Prodrug that must be rearranged by a two step process into cycloguanil (active form).
It is a folate antagonist that inhibits bifunctional dihydrofolate reductase-thymidylate synthetase causing inhibition of DNA synthesis

65

Describe resistance to chloroguanide

Mutation in the enzyme complex near dihydrofolate reductase binding site which decreases drug affinity.
Mutation may also confer resistance to pyrimethamine.

66

Describe uses of chloroguanide

Prophylaxis of malaria, active against tissue schizonts, but will also terminate clinical attacks.
Used in combination with atavoquone (Malarone)

67

List anti-folate drugs used to treat malaria

pyrimethamine-sulfadoxine

68

Describe the mechanism of action of atovaquone

may function as inhibitory analogue of ubiquinone; inhibition of mitochondrial electron transport.
Ineffective against erythrocytic stages; cannot terminate an acute clinical attack

69

Describe the therapeutic use of atovaquone

prophylaxis and treatment of chloroquine-resistant malaria in combination with chloroguanide (Malarone).

70

What is the mechanism of action of artemisinin

Endoperoxide bridge “warhead” is essential for activity
Complexes with ferrous non-heme iron
Generation of free radicals and damage of macromolecules and membranes
Kills all stages of the parasite in mammals

71

Describe therapeutic use of artemisinin

Very fast and potent; active against chloroquine-resistant forms of malaria. Not used for prophylaxis. Use with other agents- short half life

72

_______ are now the recommended treatment for uncomplicated P falciparum malaria

artemisinin based combination therapies (ACTs)
Use artemisinin + another drug to reach complete cure by using drugs with different mechanisms of action

73

Describe malaria therapy in the first trimester of pregnancy

chloroquine if susceptible, quinine plus clindamycin for 7 days

74

Describe malaria therapy in the second/third trimester of pregnancy

Mefloquine, ACTs known to be effective in the country/region

75

Describe what is known about the mechanism of malaria resistance to chloroquine

CQR strains of P. falciparum do not display characteristic vacuolar swelling following treatment with CQ.
Energy-dependent efflux of CQ from food vacuoles is a common denominator linking all drug-resistant Plasmodium strains.

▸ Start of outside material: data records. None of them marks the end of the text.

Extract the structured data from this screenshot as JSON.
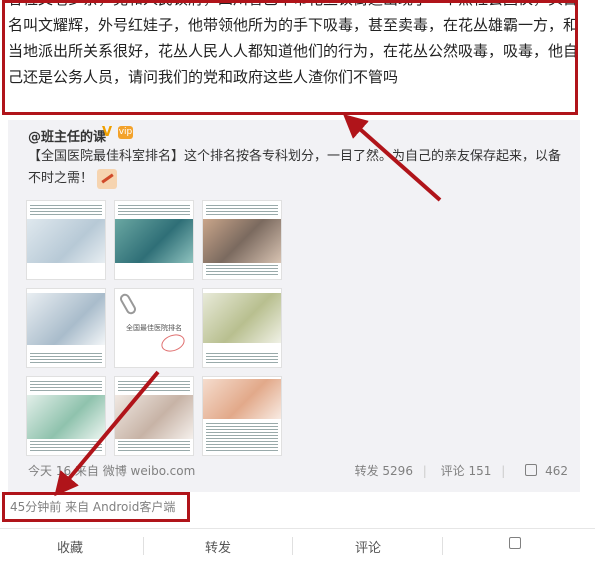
{
  "post": {
    "text": "各位父老乡亲，党和人民镇府，四川省巴中市花丛镇街道出现了一个黑社会团伙，头目名叫文耀辉，外号红娃子，他带领他所为的手下吸毒，甚至卖毒，在花丛雄霸一方，和当地派出所关系很好，花丛人民人人都知道他们的行为，在花丛公然吸毒，吸毒，他自己还是公务人员，请问我们的党和政府这些人渣你们不管吗",
    "time": "45分钟前",
    "source": "来自 Android客户端"
  },
  "repost": {
    "author": "@班主任的课",
    "verified_badge": "V",
    "vip_badge": "vip",
    "text": "【全国医院最佳科室排名】这个排名按各专科划分，一目了然。为自己的亲友保存起来，以备不时之需！",
    "image_center_label": "全国最佳医院排名",
    "footer": {
      "time": "今天 1",
      "time_suffix": "6",
      "source": "来自 微博 weibo.com",
      "repost_label": "转发 5296",
      "comment_label": "评论 151",
      "like_count": "462"
    }
  },
  "actions": {
    "favorite": "收藏",
    "repost": "转发",
    "comment": "评论"
  },
  "colors": {
    "highlight": "#b0141a",
    "card_bg": "#f2f2f5"
  }
}
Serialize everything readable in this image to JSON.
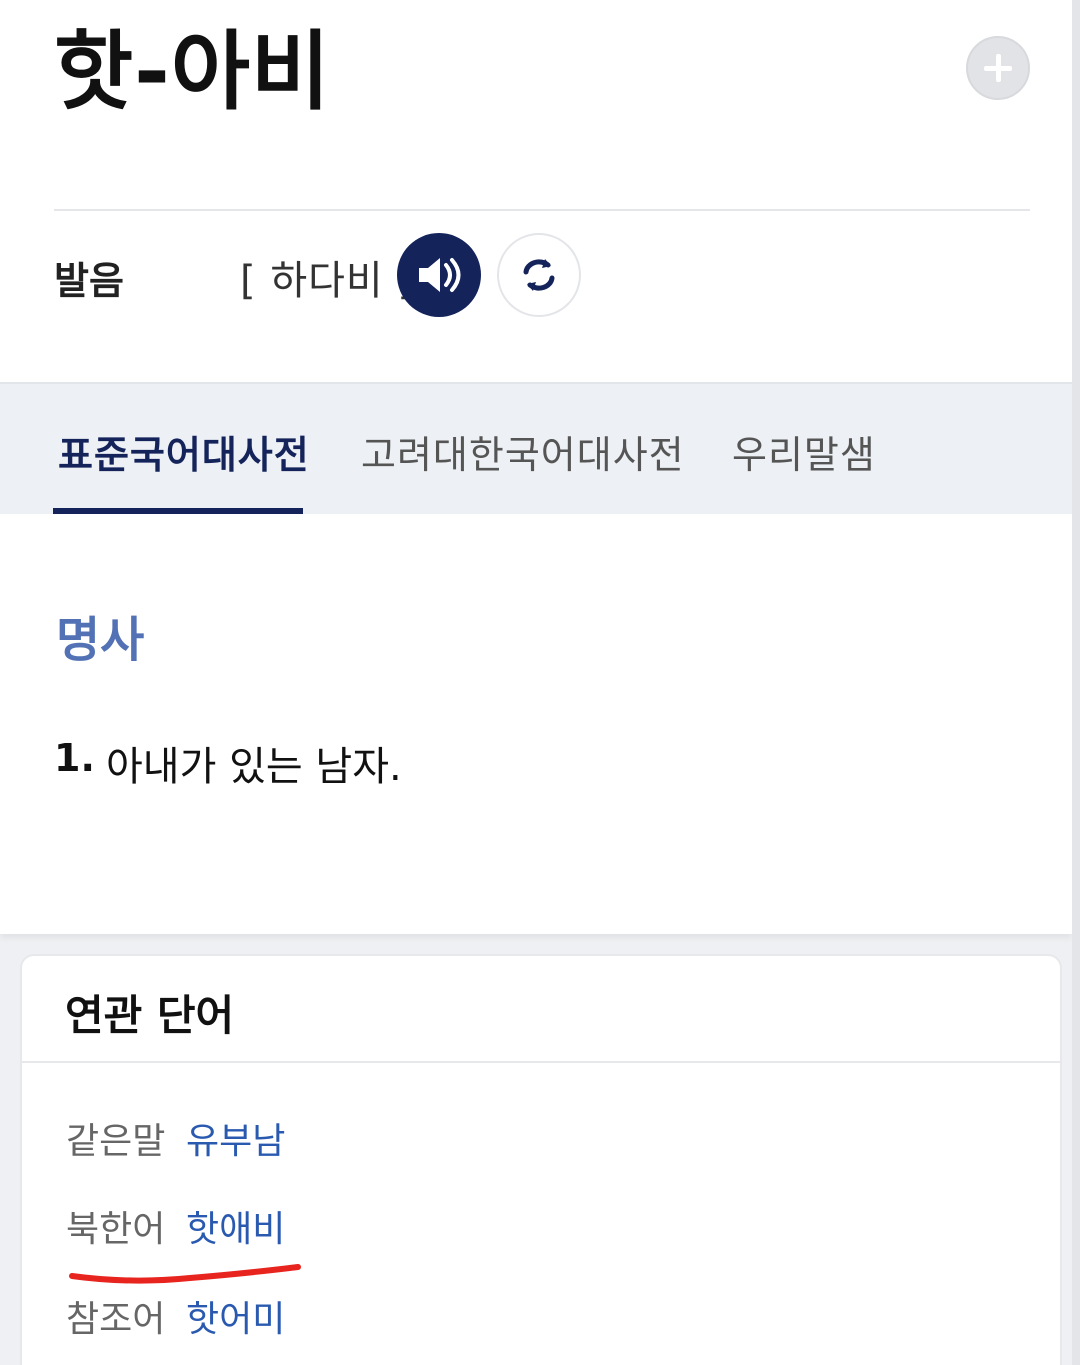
{
  "entry": {
    "word": "핫-아비",
    "add_icon": "plus-icon"
  },
  "pronunciation": {
    "label": "발음",
    "text": "[ 하다비 ]",
    "speaker_icon": "speaker-icon",
    "replay_icon": "replay-icon"
  },
  "tabs": [
    {
      "label": "표준국어대사전",
      "active": true
    },
    {
      "label": "고려대한국어대사전",
      "active": false
    },
    {
      "label": "우리말샘",
      "active": false
    }
  ],
  "definition": {
    "part_of_speech": "명사",
    "senses": [
      {
        "number": "1.",
        "text": "아내가 있는 남자."
      }
    ]
  },
  "related": {
    "title": "연관 단어",
    "rows": [
      {
        "label": "같은말",
        "word": "유부남"
      },
      {
        "label": "북한어",
        "word": "핫애비"
      },
      {
        "label": "참조어",
        "word": "핫어미"
      }
    ]
  },
  "colors": {
    "navy": "#14235a",
    "pos_blue": "#5272b5",
    "link_blue": "#2a5ab0",
    "annotation_red": "#e8241f"
  }
}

Mutation: K76T mutation is never found in isolation; therefore K76T is necessary, but not sufficient for CQR.

76

Efflux of chloroquine from CQR strains of P. falciparum is blocked by the drug __________

Ca2+ channel blocker verapamil